[EXERCISE] The answer is the exact text of every line from the one that contains "Serialize everything readable" to the final line of the entries below, with pictures left out.

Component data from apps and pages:
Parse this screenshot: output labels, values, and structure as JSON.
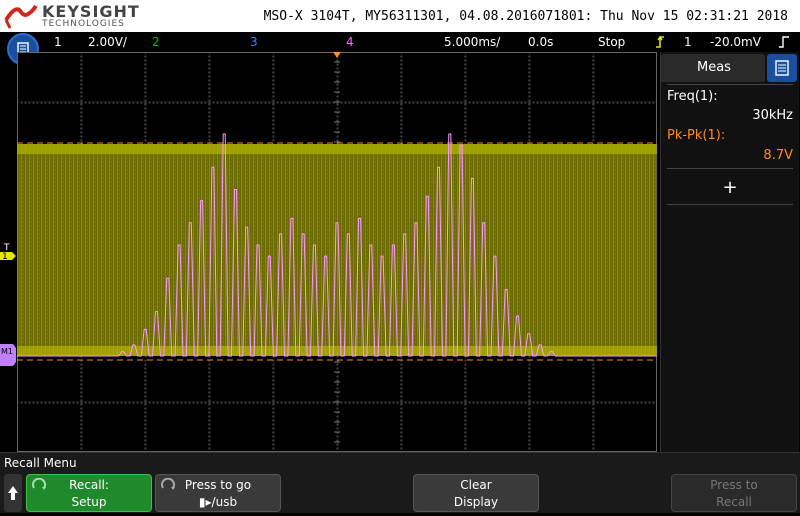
{
  "brand": {
    "name": "KEYSIGHT",
    "sub": "TECHNOLOGIES"
  },
  "device_info": "MSO-X 3104T, MY56311301, 04.08.2016071801: Thu Nov 15 02:31:21 2018",
  "status": {
    "ch1_num": "1",
    "ch1_scale": "2.00V/",
    "ch2_num": "2",
    "ch3_num": "3",
    "ch4_num": "4",
    "timebase": "5.000ms/",
    "delay": "0.0s",
    "run_state": "Stop",
    "trigger_channel": "1",
    "trigger_level": "-20.0mV"
  },
  "colors": {
    "ch1": "#e6e600",
    "ch2": "#00c000",
    "ch3": "#4a7bff",
    "ch4": "#ff66ff",
    "math": "#c080ff",
    "softkey_green": "#1f8a2c",
    "accent_blue": "#1a4f9e"
  },
  "markers": {
    "ch1_label": "1",
    "math_label": "M1"
  },
  "meas": {
    "tab_label": "Meas",
    "freq_label": "Freq(1):",
    "freq_value": "30kHz",
    "pkpk_label": "Pk-Pk(1):",
    "pkpk_value": "8.7V",
    "add_label": "+"
  },
  "menu": {
    "title": "Recall Menu",
    "softkeys": [
      {
        "line1": "Recall:",
        "line2": "Setup"
      },
      {
        "line1": "Press to go",
        "line2": "▮▸/usb"
      },
      {
        "line1": "Clear",
        "line2": "Display"
      },
      {
        "line1": "Press to",
        "line2": "Recall"
      }
    ]
  },
  "math_envelope": {
    "peaks": [
      0.02,
      0.05,
      0.12,
      0.2,
      0.35,
      0.5,
      0.6,
      0.7,
      0.85,
      1.0,
      0.75,
      0.58,
      0.5,
      0.45,
      0.55,
      0.62,
      0.55,
      0.5,
      0.45,
      0.6,
      0.55,
      0.62,
      0.5,
      0.45,
      0.5,
      0.55,
      0.6,
      0.72,
      0.85,
      1.0,
      0.95,
      0.8,
      0.6,
      0.45,
      0.3,
      0.18,
      0.1,
      0.05,
      0.02
    ]
  }
}
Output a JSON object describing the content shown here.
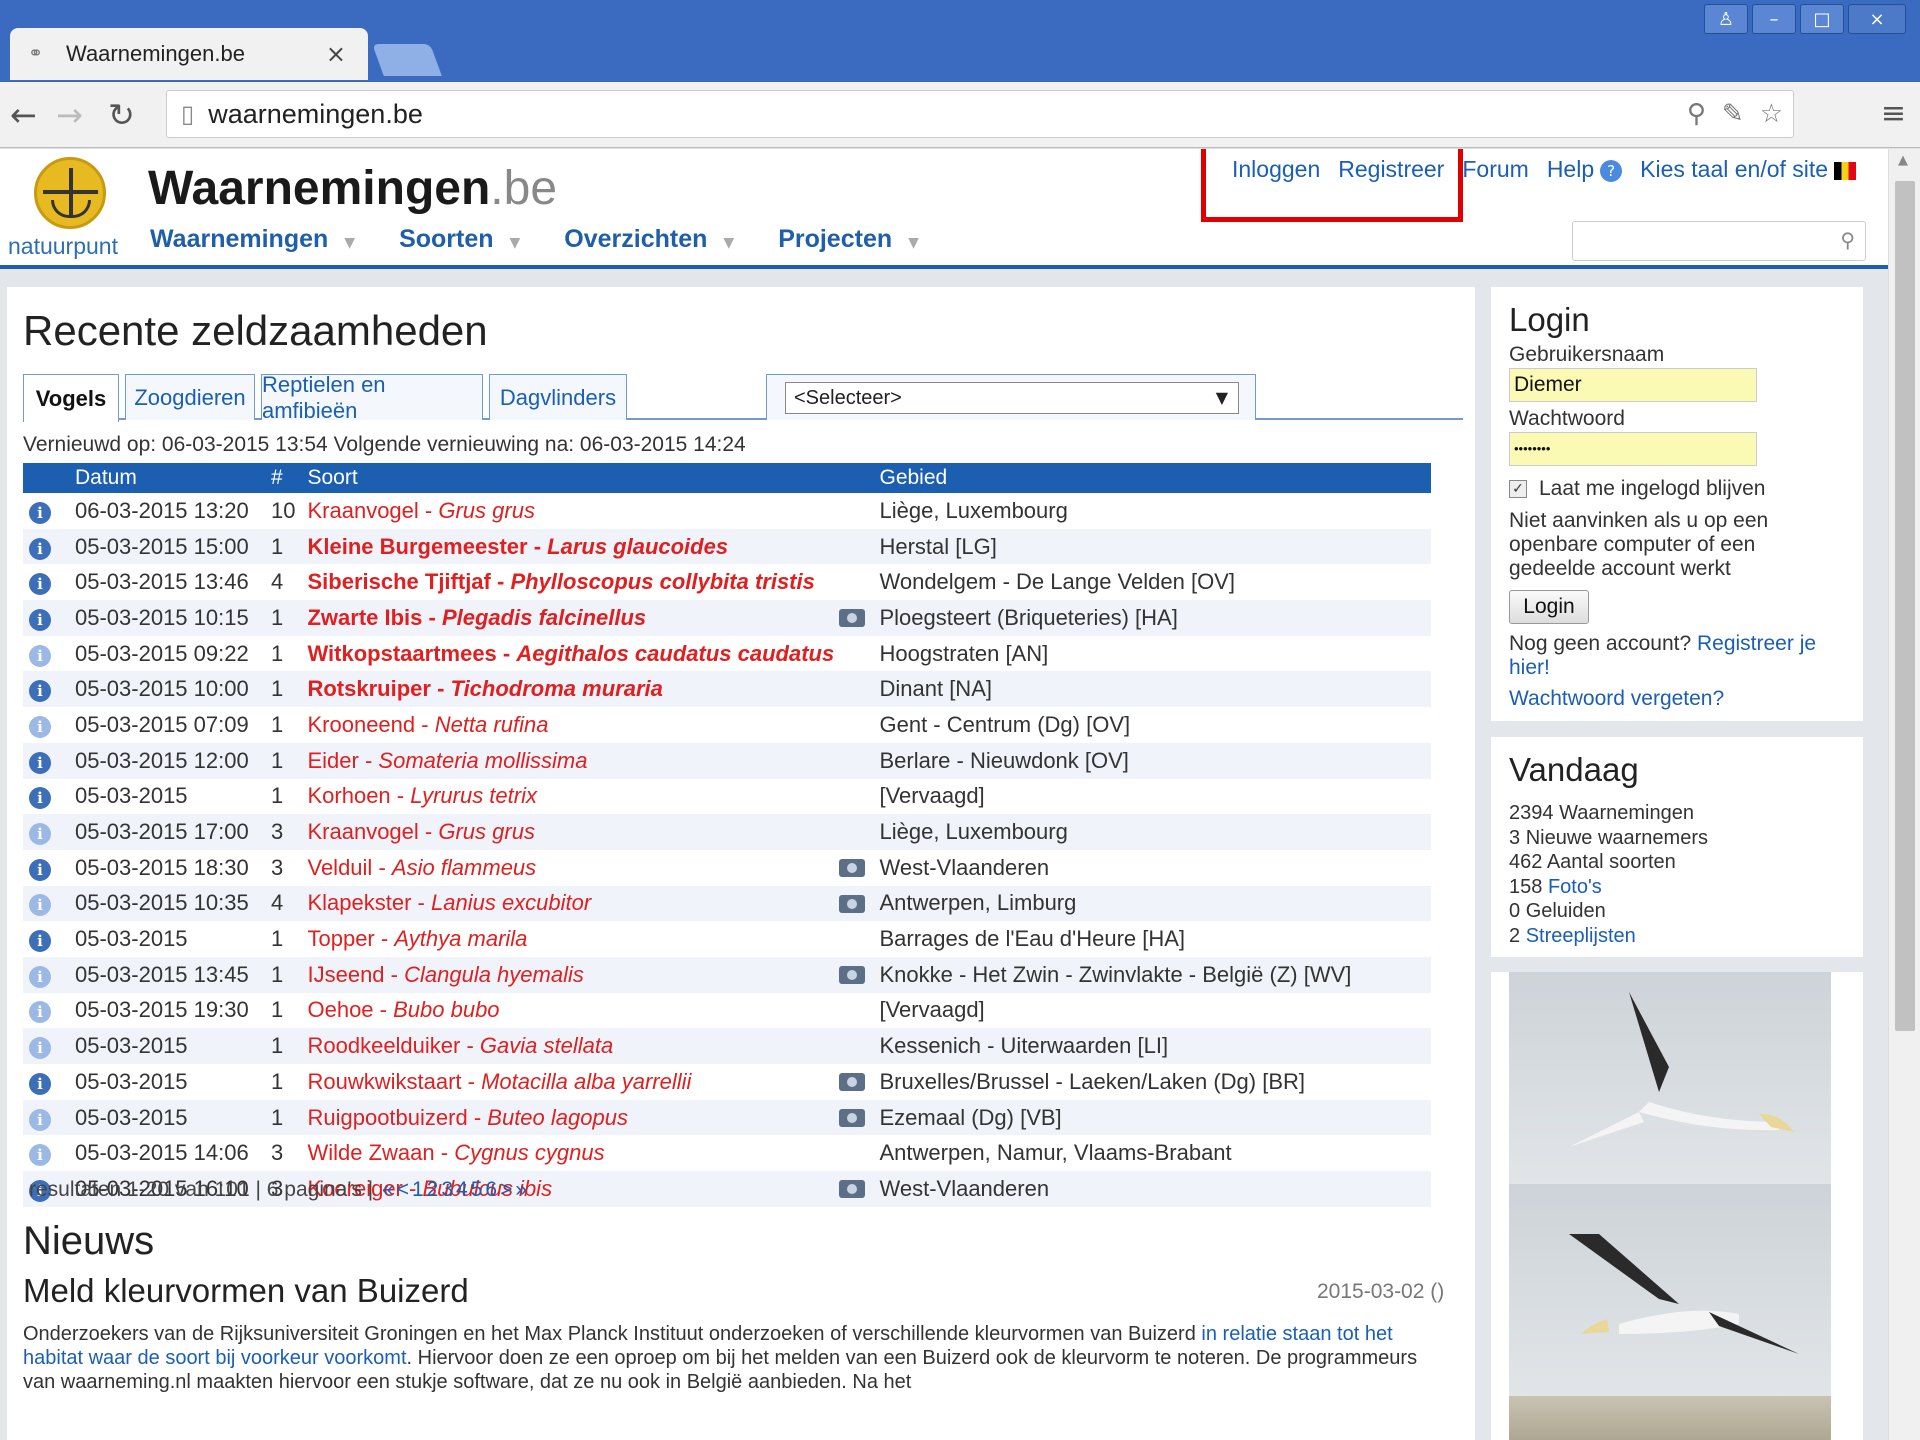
{
  "browser": {
    "tab_title": "Waarnemingen.be",
    "url": "waarnemingen.be"
  },
  "site": {
    "org": "natuurpunt",
    "title_main": "Waarnemingen",
    "title_tld": ".be",
    "nav": [
      "Waarnemingen",
      "Soorten",
      "Overzichten",
      "Projecten"
    ],
    "top_links": {
      "login": "Inloggen",
      "register": "Registreer",
      "forum": "Forum",
      "help": "Help",
      "language": "Kies taal en/of site"
    },
    "accent": "#1c5fb0",
    "highlight_box_color": "#e10000"
  },
  "rare": {
    "title": "Recente zeldzaamheden",
    "tabs": [
      "Vogels",
      "Zoogdieren",
      "Reptielen en amfibieën",
      "Dagvlinders"
    ],
    "select_value": "<Selecteer>",
    "updated": "Vernieuwd op: 06-03-2015 13:54 Volgende vernieuwing na: 06-03-2015 14:24",
    "columns": {
      "datum": "Datum",
      "num": "#",
      "soort": "Soort",
      "gebied": "Gebied"
    },
    "rows": [
      {
        "date": "06-03-2015 13:20",
        "n": "10",
        "name": "Kraanvogel",
        "latin": "Grus grus",
        "area": "Liège, Luxembourg",
        "bold": false,
        "photo": false,
        "light": false
      },
      {
        "date": "05-03-2015 15:00",
        "n": "1",
        "name": "Kleine Burgemeester",
        "latin": "Larus glaucoides",
        "area": "Herstal [LG]",
        "bold": true,
        "photo": false,
        "light": false
      },
      {
        "date": "05-03-2015 13:46",
        "n": "4",
        "name": "Siberische Tjiftjaf",
        "latin": "Phylloscopus collybita tristis",
        "area": "Wondelgem - De Lange Velden [OV]",
        "bold": true,
        "photo": false,
        "light": false
      },
      {
        "date": "05-03-2015 10:15",
        "n": "1",
        "name": "Zwarte Ibis",
        "latin": "Plegadis falcinellus",
        "area": "Ploegsteert (Briqueteries) [HA]",
        "bold": true,
        "photo": true,
        "light": false
      },
      {
        "date": "05-03-2015 09:22",
        "n": "1",
        "name": "Witkopstaartmees",
        "latin": "Aegithalos caudatus caudatus",
        "area": "Hoogstraten [AN]",
        "bold": true,
        "photo": false,
        "light": true
      },
      {
        "date": "05-03-2015 10:00",
        "n": "1",
        "name": "Rotskruiper",
        "latin": "Tichodroma muraria",
        "area": "Dinant [NA]",
        "bold": true,
        "photo": false,
        "light": false
      },
      {
        "date": "05-03-2015 07:09",
        "n": "1",
        "name": "Krooneend",
        "latin": "Netta rufina",
        "area": "Gent - Centrum (Dg) [OV]",
        "bold": false,
        "photo": false,
        "light": true
      },
      {
        "date": "05-03-2015 12:00",
        "n": "1",
        "name": "Eider",
        "latin": "Somateria mollissima",
        "area": "Berlare - Nieuwdonk [OV]",
        "bold": false,
        "photo": false,
        "light": false
      },
      {
        "date": "05-03-2015",
        "n": "1",
        "name": "Korhoen",
        "latin": "Lyrurus tetrix",
        "area": "[Vervaagd]",
        "bold": false,
        "photo": false,
        "light": false
      },
      {
        "date": "05-03-2015 17:00",
        "n": "3",
        "name": "Kraanvogel",
        "latin": "Grus grus",
        "area": "Liège, Luxembourg",
        "bold": false,
        "photo": false,
        "light": true
      },
      {
        "date": "05-03-2015 18:30",
        "n": "3",
        "name": "Velduil",
        "latin": "Asio flammeus",
        "area": "West-Vlaanderen",
        "bold": false,
        "photo": true,
        "light": false
      },
      {
        "date": "05-03-2015 10:35",
        "n": "4",
        "name": "Klapekster",
        "latin": "Lanius excubitor",
        "area": "Antwerpen, Limburg",
        "bold": false,
        "photo": true,
        "light": true
      },
      {
        "date": "05-03-2015",
        "n": "1",
        "name": "Topper",
        "latin": "Aythya marila",
        "area": "Barrages de l'Eau d'Heure [HA]",
        "bold": false,
        "photo": false,
        "light": false
      },
      {
        "date": "05-03-2015 13:45",
        "n": "1",
        "name": "IJseend",
        "latin": "Clangula hyemalis",
        "area": "Knokke - Het Zwin - Zwinvlakte - België (Z) [WV]",
        "bold": false,
        "photo": true,
        "light": true
      },
      {
        "date": "05-03-2015 19:30",
        "n": "1",
        "name": "Oehoe",
        "latin": "Bubo bubo",
        "area": "[Vervaagd]",
        "bold": false,
        "photo": false,
        "light": true
      },
      {
        "date": "05-03-2015",
        "n": "1",
        "name": "Roodkeelduiker",
        "latin": "Gavia stellata",
        "area": "Kessenich - Uiterwaarden [LI]",
        "bold": false,
        "photo": false,
        "light": true
      },
      {
        "date": "05-03-2015",
        "n": "1",
        "name": "Rouwkwikstaart",
        "latin": "Motacilla alba yarrellii",
        "area": "Bruxelles/Brussel - Laeken/Laken (Dg) [BR]",
        "bold": false,
        "photo": true,
        "light": false
      },
      {
        "date": "05-03-2015",
        "n": "1",
        "name": "Ruigpootbuizerd",
        "latin": "Buteo lagopus",
        "area": "Ezemaal (Dg) [VB]",
        "bold": false,
        "photo": true,
        "light": true
      },
      {
        "date": "05-03-2015 14:06",
        "n": "3",
        "name": "Wilde Zwaan",
        "latin": "Cygnus cygnus",
        "area": "Antwerpen, Namur, Vlaams-Brabant",
        "bold": false,
        "photo": false,
        "light": true
      },
      {
        "date": "05-03-2015 16:10",
        "n": "3",
        "name": "Koereiger",
        "latin": "Bubulcus ibis",
        "area": "West-Vlaanderen",
        "bold": false,
        "photo": true,
        "light": false
      }
    ],
    "pager_text": "resultaten 1-20 van 101 | 6 pagina's |",
    "pager_links": [
      "«",
      "<",
      "1",
      "2",
      "3",
      "4",
      "5",
      "6",
      ">",
      "»"
    ]
  },
  "news": {
    "title": "Nieuws",
    "item_title": "Meld kleurvormen van Buizerd",
    "item_date": "2015-03-02 ()",
    "body_1": "Onderzoekers van de Rijksuniversiteit Groningen en het Max Planck Instituut onderzoeken of verschillende kleurvormen van Buizerd",
    "body_link": "in relatie staan tot het habitat waar de soort bij voorkeur voorkomt",
    "body_2": ". Hiervoor doen ze een oproep om bij het melden van een Buizerd ook de kleurvorm te noteren. De programmeurs van waarneming.nl maakten hiervoor een stukje software, dat ze nu ook in België aanbieden. Na het"
  },
  "login": {
    "title": "Login",
    "user_label": "Gebruikersnaam",
    "user_value": "Diemer",
    "pass_label": "Wachtwoord",
    "pass_value": "••••••••",
    "remember": "Laat me ingelogd blijven",
    "hint": "Niet aanvinken als u op een openbare computer of een gedeelde account werkt",
    "button": "Login",
    "no_account": "Nog geen account?",
    "register_link": "Registreer je hier!",
    "forgot": "Wachtwoord vergeten?"
  },
  "today": {
    "title": "Vandaag",
    "stats": [
      {
        "num": "2394",
        "label": "Waarnemingen",
        "link": false
      },
      {
        "num": "3",
        "label": "Nieuwe waarnemers",
        "link": false
      },
      {
        "num": "462",
        "label": "Aantal soorten",
        "link": false
      },
      {
        "num": "158",
        "label": "Foto's",
        "link": true
      },
      {
        "num": "0",
        "label": "Geluiden",
        "link": false
      },
      {
        "num": "2",
        "label": "Streeplijsten",
        "link": true
      }
    ]
  },
  "icons": {
    "info": "i",
    "camera": "camera-icon"
  }
}
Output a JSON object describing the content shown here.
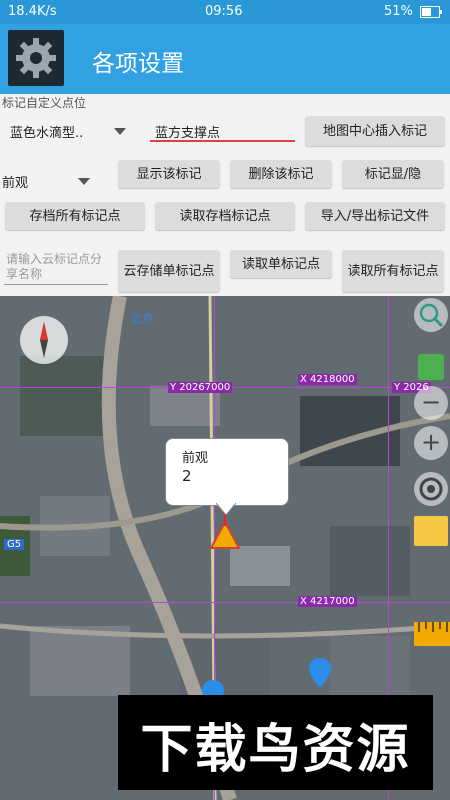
{
  "status_bar": {
    "speed": "18.4K/s",
    "time": "09:56",
    "battery": "51%"
  },
  "app_bar": {
    "title": "各项设置",
    "icon": "gear-icon"
  },
  "panel": {
    "label_custom_point": "标记自定义点位",
    "marker_style_select": "蓝色水滴型..",
    "marker_name_input": "蓝方支撑点",
    "insert_center_button": "地图中心插入标记",
    "marker_select": "前观",
    "show_marker_button": "显示该标记",
    "delete_marker_button": "删除该标记",
    "toggle_marker_button": "标记显/隐",
    "archive_all_button": "存档所有标记点",
    "read_archive_button": "读取存档标记点",
    "import_export_button": "导入/导出标记文件",
    "cloud_share_placeholder": "请输入云标记点分享名称",
    "cloud_save_single_button": "云存储单标记点",
    "read_single_button": "读取单标记点",
    "read_all_button": "读取所有标记点"
  },
  "map": {
    "location_label": "北京",
    "coord_y1": "Y 20267000",
    "coord_x1": "X 4218000",
    "coord_y2": "Y 2026",
    "coord_x2": "X 4217000",
    "road_label": "G5",
    "popup_name": "前观",
    "popup_value": "2",
    "controls": [
      "search-icon",
      "minus-icon",
      "plus-icon",
      "locate-icon",
      "folder-icon",
      "ruler-icon"
    ],
    "colors": {
      "grid": "#b548d8",
      "accent": "#31a1e2",
      "warning": "#f2a900"
    }
  },
  "watermark": {
    "text": "下载鸟资源"
  }
}
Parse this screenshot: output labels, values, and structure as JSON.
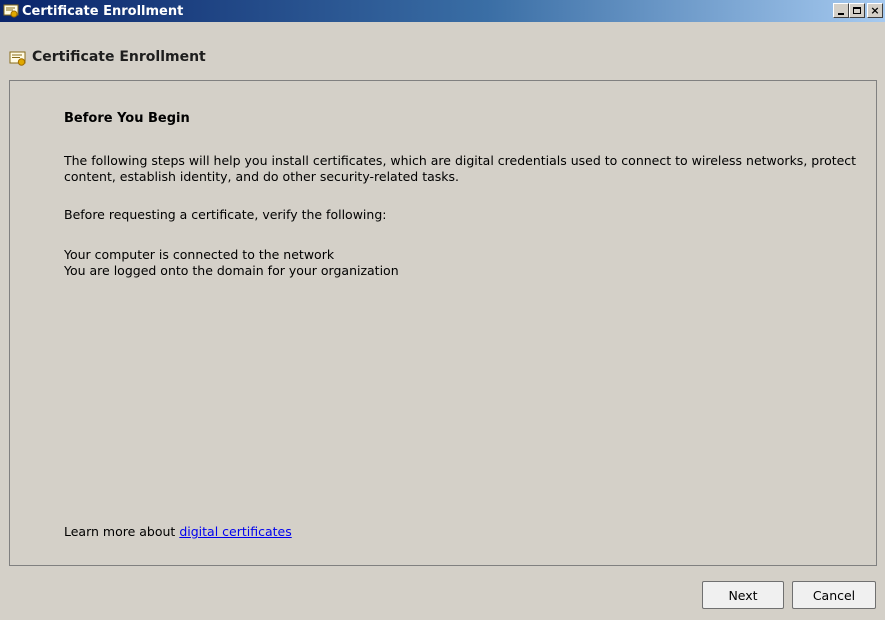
{
  "window": {
    "title": "Certificate Enrollment",
    "controls": {
      "minimize": "_",
      "maximize": "□",
      "close": "×"
    }
  },
  "header": {
    "title": "Certificate Enrollment",
    "icon": "certificate-icon"
  },
  "content": {
    "section_title": "Before You Begin",
    "intro": "The following steps will help you install certificates, which are digital credentials used to connect to wireless networks, protect content, establish identity, and do other security-related tasks.",
    "verify_prompt": "Before requesting a certificate, verify the following:",
    "checks": [
      "Your computer is connected to the network",
      "You are logged onto the domain for your organization"
    ],
    "learn_more_prefix": "Learn more about ",
    "learn_more_link": "digital certificates"
  },
  "buttons": {
    "next": "Next",
    "cancel": "Cancel"
  }
}
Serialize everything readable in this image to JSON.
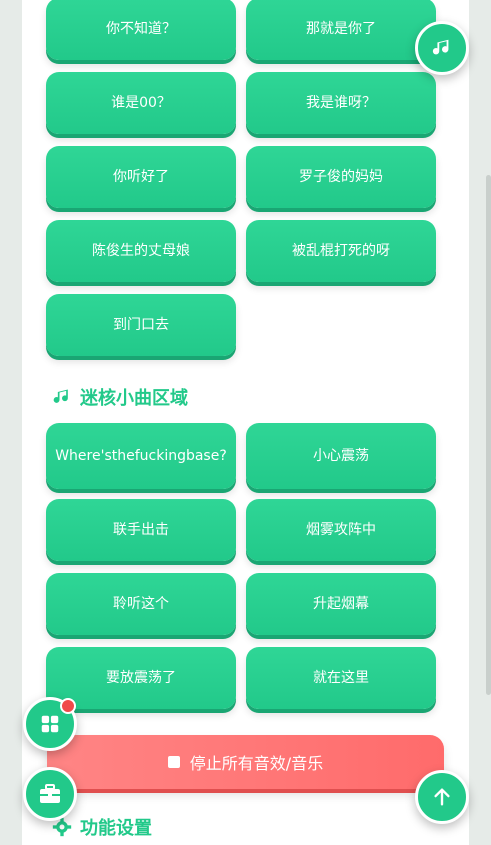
{
  "top_buttons": [
    "你不知道？",
    "那就是你了",
    "谁是00？",
    "我是谁呀？",
    "你听好了",
    "罗子俊的妈妈",
    "陈俊生的丈母娘",
    "被乱棍打死的呀",
    "到门口去"
  ],
  "section_music": {
    "title": "迷核小曲区域",
    "icon": "music-note-icon"
  },
  "music_buttons": [
    "Where'sthefuckingbase?",
    "小心震荡",
    "联手出击",
    "烟雾攻阵中",
    "聆听这个",
    "升起烟幕",
    "要放震荡了",
    "就在这里"
  ],
  "stop_button": {
    "label": "停止所有音效/音乐",
    "icon": "stop-icon"
  },
  "section_settings": {
    "title": "功能设置",
    "icon": "gear-icon"
  },
  "fabs": {
    "music": {
      "icon": "music-note-icon"
    },
    "grid": {
      "icon": "grid-icon",
      "has_badge": true
    },
    "toolbox": {
      "icon": "toolbox-icon"
    },
    "scroll_top": {
      "icon": "arrow-up-icon"
    }
  },
  "colors": {
    "accent": "#22c98a",
    "danger": "#ff6b6b",
    "badge": "#f04a4a"
  }
}
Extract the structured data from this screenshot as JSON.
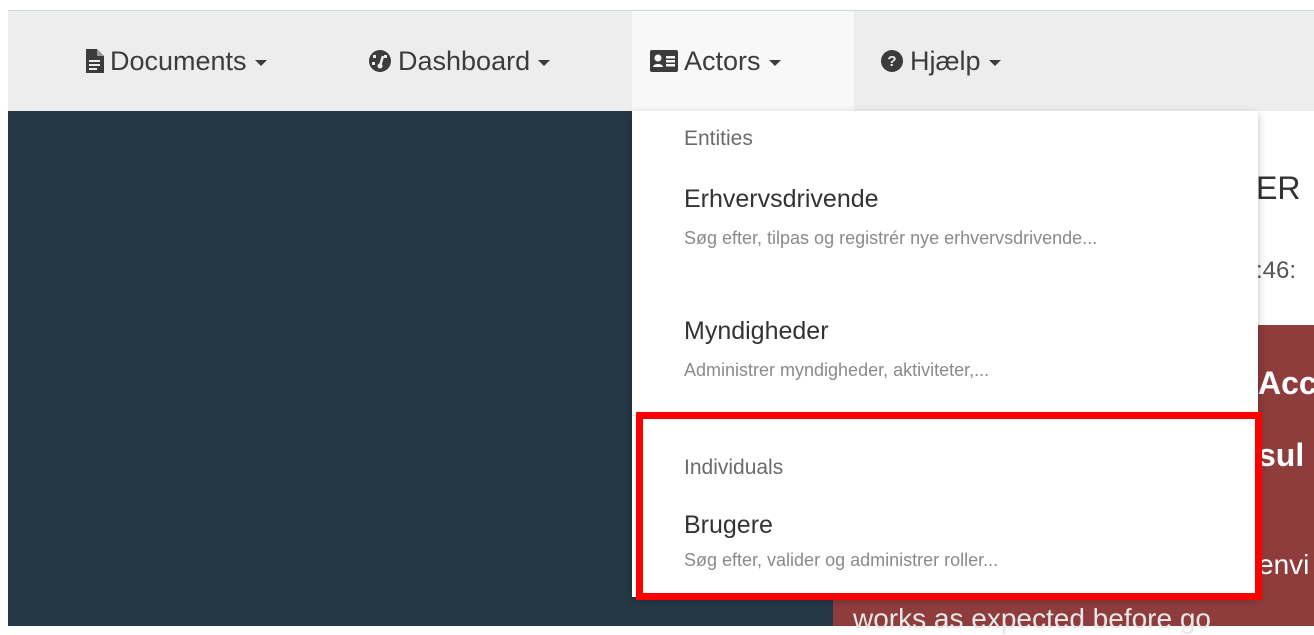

[TASK RESULT]
Serialize everything readable in this image to JSON.
{
  "top_buttons": [
    "你不知道？",
    "那就是你了",
    "谁是00？",
    "我是谁呀？",
    "你听好了",
    "罗子俊的妈妈",
    "陈俊生的丈母娘",
    "被乱棍打死的呀",
    "到门口去"
  ],
  "section_music": {
    "title": "迷核小曲区域",
    "icon": "music-note-icon"
  },
  "music_buttons": [
    "Where'sthefuckingbase?",
    "小心震荡",
    "联手出击",
    "烟雾攻阵中",
    "聆听这个",
    "升起烟幕",
    "要放震荡了",
    "就在这里"
  ],
  "stop_button": {
    "label": "停止所有音效/音乐",
    "icon": "stop-icon"
  },
  "section_settings": {
    "title": "功能设置",
    "icon": "gear-icon"
  },
  "fabs": {
    "music": {
      "icon": "music-note-icon"
    },
    "grid": {
      "icon": "grid-icon",
      "has_badge": true
    },
    "toolbox": {
      "icon": "toolbox-icon"
    },
    "scroll_top": {
      "icon": "arrow-up-icon"
    }
  },
  "colors": {
    "accent": "#22c98a",
    "danger": "#ff6b6b",
    "badge": "#f04a4a"
  }
}
Extract the structured data from this screenshot as JSON.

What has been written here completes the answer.